Saturday, February 10, 2007

Variation 1.

Posted by olvlzl.
Woman With Girdle

Your midriff sags toward you knees;
your breasts lie down in air,
their nipples as uninvolved as warm starfish.
You stand in your elastic case,
still not giving up the new-born
and the old-born cycle.
Moving, you roll down the garment,
down that pink snapper and hoarder,
as your belly, soft as pudding,
slops into the empty space;
down, over the surgeon’s careful mark,
down over hips, those head cushions
and mouth cushions,
slow motion like a rolling pin,
over crisp hairs, that amazing field
that hides your genius from your patron;
over thighs, thick as young pigs,
over knees like saucers,
over calves, polished as leather,
down toward the feet.
You pause for a moment,
tying your ankles into knots.
Now you rise,
a city from the sea,
born long before Alexandria was,
straightway from God you have come
into your redeeming skin.

Anne Sexton: All My Pretty Ones

I don’t remember which feminist it was, probably in the late 1960s or early 1970s, who said that she dreamed of a day when girls and young women would never have the experience to know what it was like to wear a girdle.
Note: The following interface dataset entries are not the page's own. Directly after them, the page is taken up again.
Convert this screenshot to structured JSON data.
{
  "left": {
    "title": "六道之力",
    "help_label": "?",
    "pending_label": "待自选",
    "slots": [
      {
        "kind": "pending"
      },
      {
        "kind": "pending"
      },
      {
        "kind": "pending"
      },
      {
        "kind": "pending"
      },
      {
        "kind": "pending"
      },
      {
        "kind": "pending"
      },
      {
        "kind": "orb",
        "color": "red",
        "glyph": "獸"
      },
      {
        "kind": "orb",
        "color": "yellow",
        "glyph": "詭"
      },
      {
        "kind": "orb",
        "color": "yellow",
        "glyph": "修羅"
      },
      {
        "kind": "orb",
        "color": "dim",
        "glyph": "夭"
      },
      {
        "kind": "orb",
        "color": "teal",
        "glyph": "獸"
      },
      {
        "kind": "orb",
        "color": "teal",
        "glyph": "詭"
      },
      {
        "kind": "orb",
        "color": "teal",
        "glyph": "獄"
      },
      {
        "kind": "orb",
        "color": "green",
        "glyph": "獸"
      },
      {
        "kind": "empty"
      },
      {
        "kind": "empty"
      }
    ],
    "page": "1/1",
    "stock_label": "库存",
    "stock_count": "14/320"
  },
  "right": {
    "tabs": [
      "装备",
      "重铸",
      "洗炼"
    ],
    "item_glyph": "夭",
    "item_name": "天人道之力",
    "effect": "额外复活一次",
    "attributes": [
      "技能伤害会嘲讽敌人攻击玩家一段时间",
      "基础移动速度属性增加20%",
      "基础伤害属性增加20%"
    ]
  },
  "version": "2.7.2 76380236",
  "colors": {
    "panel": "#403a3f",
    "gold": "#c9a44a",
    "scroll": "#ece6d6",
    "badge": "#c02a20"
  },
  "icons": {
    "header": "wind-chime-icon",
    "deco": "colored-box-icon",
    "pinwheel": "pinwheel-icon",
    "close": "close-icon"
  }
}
Given the power of backlash and marketing has that dream come true or is it unfulfilled?

I’m more secure in thinking it was Maggie Letvin, one of the few physiologically based exercise experts of the time, who said, in roughly the same period, that you could take a perfectly healthy woman, put her into a girdle and ruin her health. As a someone who has never had that experience, reading this poem was painful in more ways than one. Anne Sexton noticed things.